### [Work item]
Using the listing below, report each line holding the string "this".

### [Supplied entries]

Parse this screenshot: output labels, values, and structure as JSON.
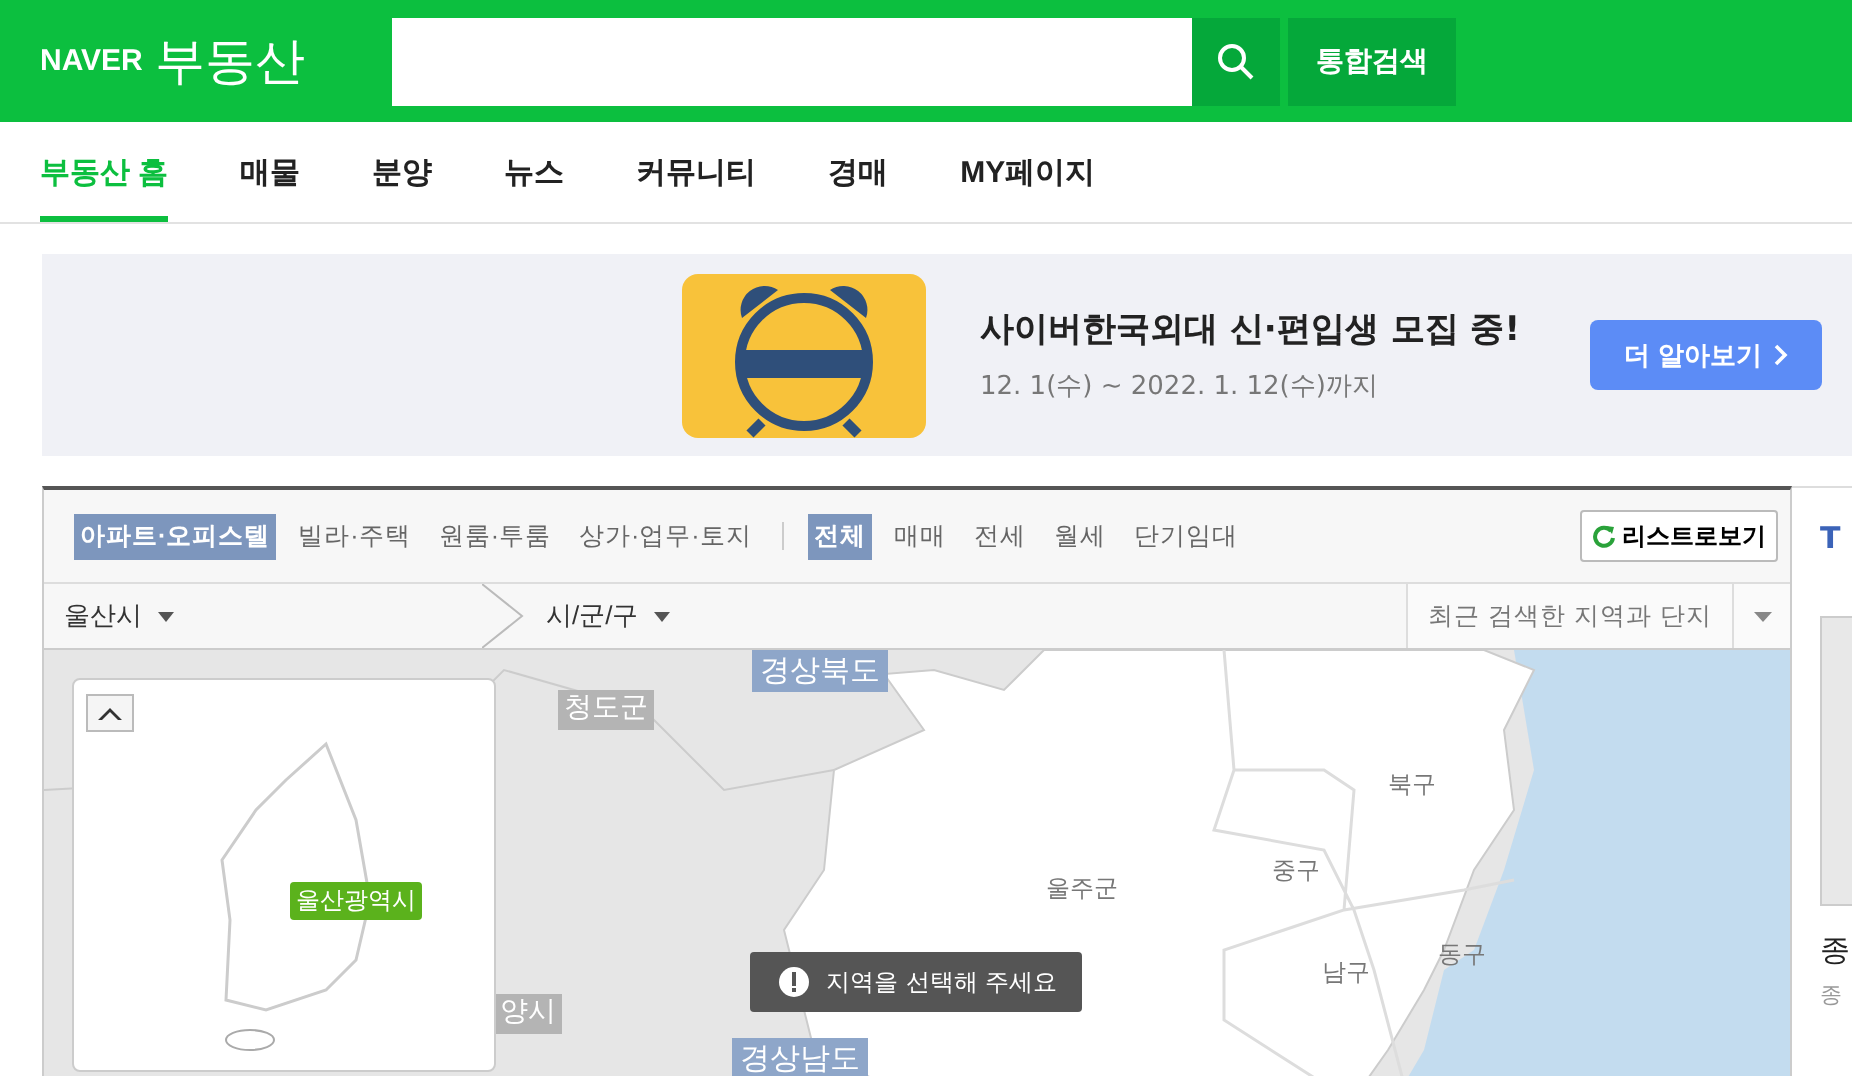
{
  "header": {
    "logo": "NAVER",
    "service": "부동산",
    "search_button": "통합검색"
  },
  "nav": [
    {
      "label": "부동산 홈",
      "selected": true
    },
    {
      "label": "매물",
      "selected": false
    },
    {
      "label": "분양",
      "selected": false
    },
    {
      "label": "뉴스",
      "selected": false
    },
    {
      "label": "커뮤니티",
      "selected": false
    },
    {
      "label": "경매",
      "selected": false
    },
    {
      "label": "MY페이지",
      "selected": false
    }
  ],
  "banner": {
    "title": "사이버한국외대 신·편입생 모집 중!",
    "dates": "12. 1(수) ~ 2022. 1. 12(수)까지",
    "button": "더 알아보기"
  },
  "filter": {
    "property_types": [
      {
        "label": "아파트·오피스텔",
        "selected": true
      },
      {
        "label": "빌라·주택",
        "selected": false
      },
      {
        "label": "원룸·투룸",
        "selected": false
      },
      {
        "label": "상가·업무·토지",
        "selected": false
      }
    ],
    "deal_types": [
      {
        "label": "전체",
        "selected": true
      },
      {
        "label": "매매",
        "selected": false
      },
      {
        "label": "전세",
        "selected": false
      },
      {
        "label": "월세",
        "selected": false
      },
      {
        "label": "단기임대",
        "selected": false
      }
    ],
    "list_button": "리스트로보기"
  },
  "location": {
    "city": "울산시",
    "district": "시/군/구",
    "recent_placeholder": "최근 검색한 지역과 단지"
  },
  "map": {
    "labels": [
      {
        "text": "경상북도",
        "kind": "province"
      },
      {
        "text": "청도군",
        "kind": "neighbor"
      },
      {
        "text": "양시",
        "kind": "neighbor"
      },
      {
        "text": "경상남도",
        "kind": "province"
      },
      {
        "text": "울주군",
        "kind": "district"
      },
      {
        "text": "북구",
        "kind": "district"
      },
      {
        "text": "중구",
        "kind": "district"
      },
      {
        "text": "남구",
        "kind": "district"
      },
      {
        "text": "동구",
        "kind": "district"
      }
    ],
    "inset_label": "울산광역시",
    "toast": "지역을 선택해 주세요"
  },
  "side": {
    "heading": "T",
    "item_title": "종",
    "item_sub": "종"
  }
}
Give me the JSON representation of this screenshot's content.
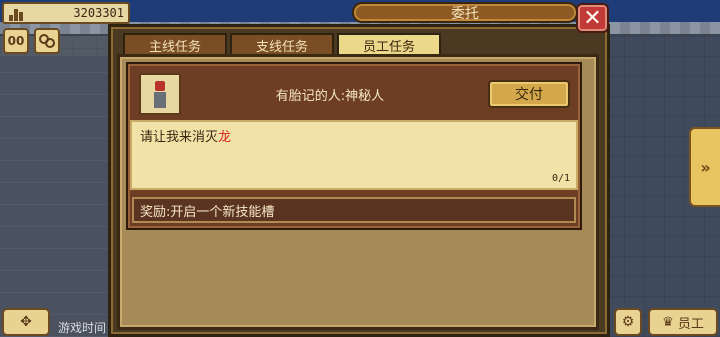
{
  "hud": {
    "money": "3203301",
    "pause_label": "00",
    "game_time_label": "游戏时间"
  },
  "dialog": {
    "title": "委托",
    "close_symbol": "✕"
  },
  "tabs": [
    {
      "label": "主线任务",
      "active": false
    },
    {
      "label": "支线任务",
      "active": false
    },
    {
      "label": "员工任务",
      "active": true
    }
  ],
  "quest": {
    "npc_name": "有胎记的人:神秘人",
    "submit_label": "交付",
    "request_prefix": "请让我来消灭",
    "request_target": "龙",
    "progress": "0/1",
    "reward": "奖励:开启一个新技能槽"
  },
  "bottom_bar": {
    "staff_label": "员工"
  },
  "colors": {
    "target_highlight": "#d8231c",
    "panel_brown": "#6e3e24",
    "close_red": "#c23a38"
  },
  "icons": [
    "bar-chart-icon",
    "pause-icon",
    "fast-forward-icon",
    "move-icon",
    "gear-icon",
    "staff-icon"
  ]
}
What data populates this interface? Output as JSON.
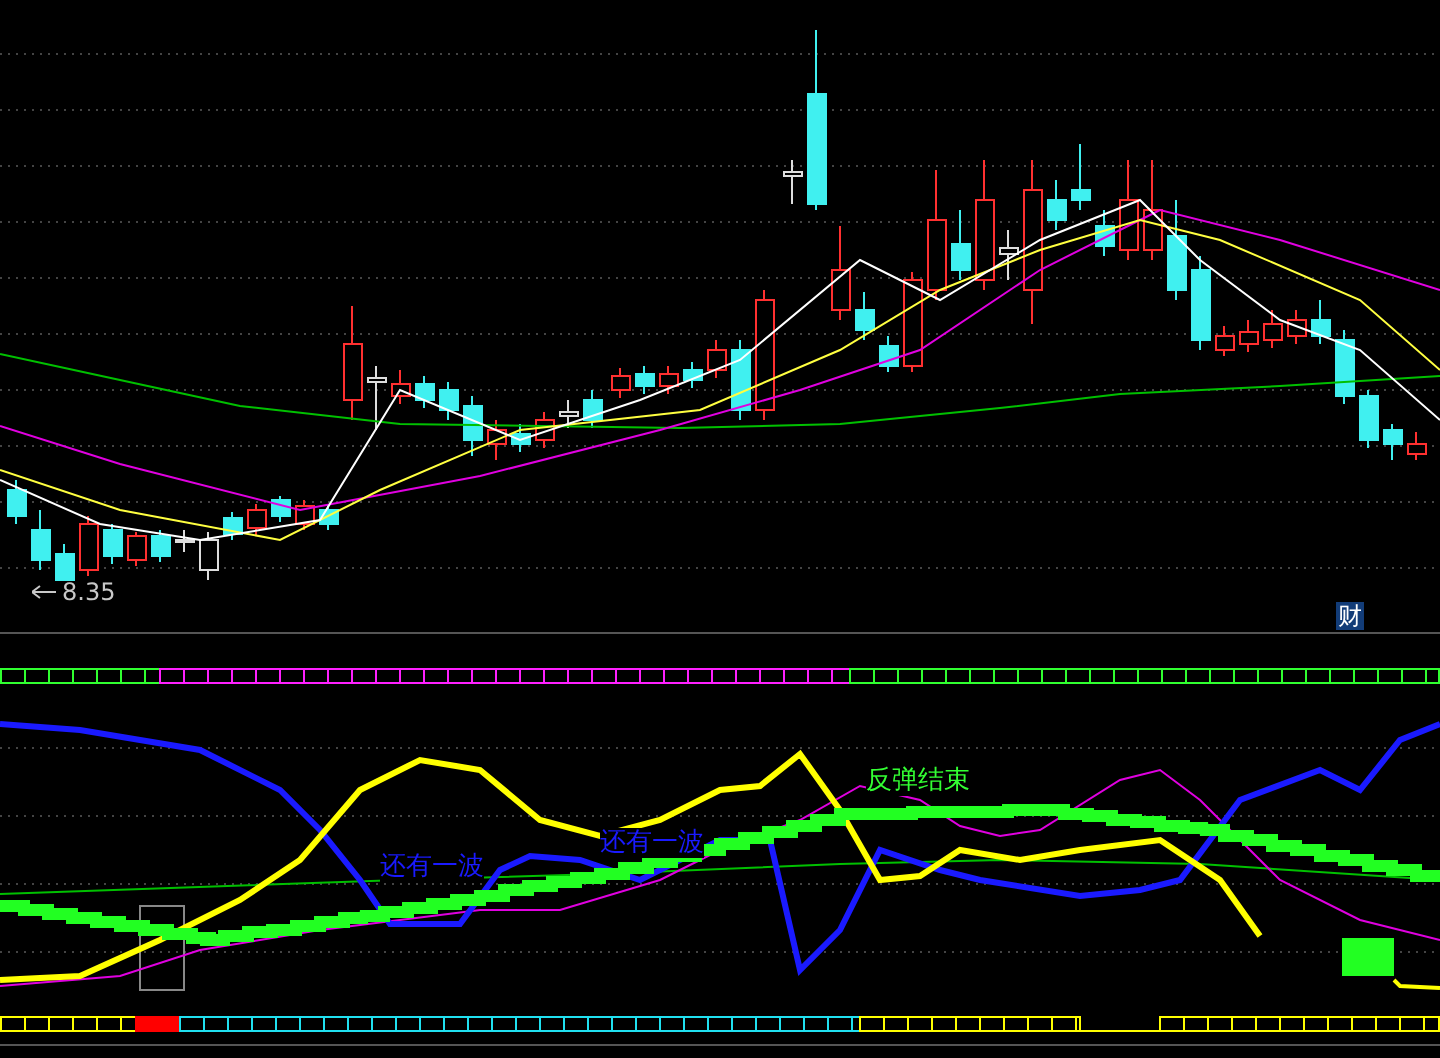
{
  "price_panel": {
    "low_marker": {
      "label": "8.35"
    },
    "badge": {
      "text": "财"
    }
  },
  "indicator_panel": {
    "annotations": [
      {
        "text": "还有一波",
        "color": "#1a1aff"
      },
      {
        "text": "还有一波",
        "color": "#1a1aff"
      },
      {
        "text": "反弹结束",
        "color": "#33ff33"
      }
    ]
  }
}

### [Written solution]
Parse this screenshot: output labels, values, and structure as JSON.
Give me the JSON representation of this screenshot's content.
What data populates this interface? Output as JSON.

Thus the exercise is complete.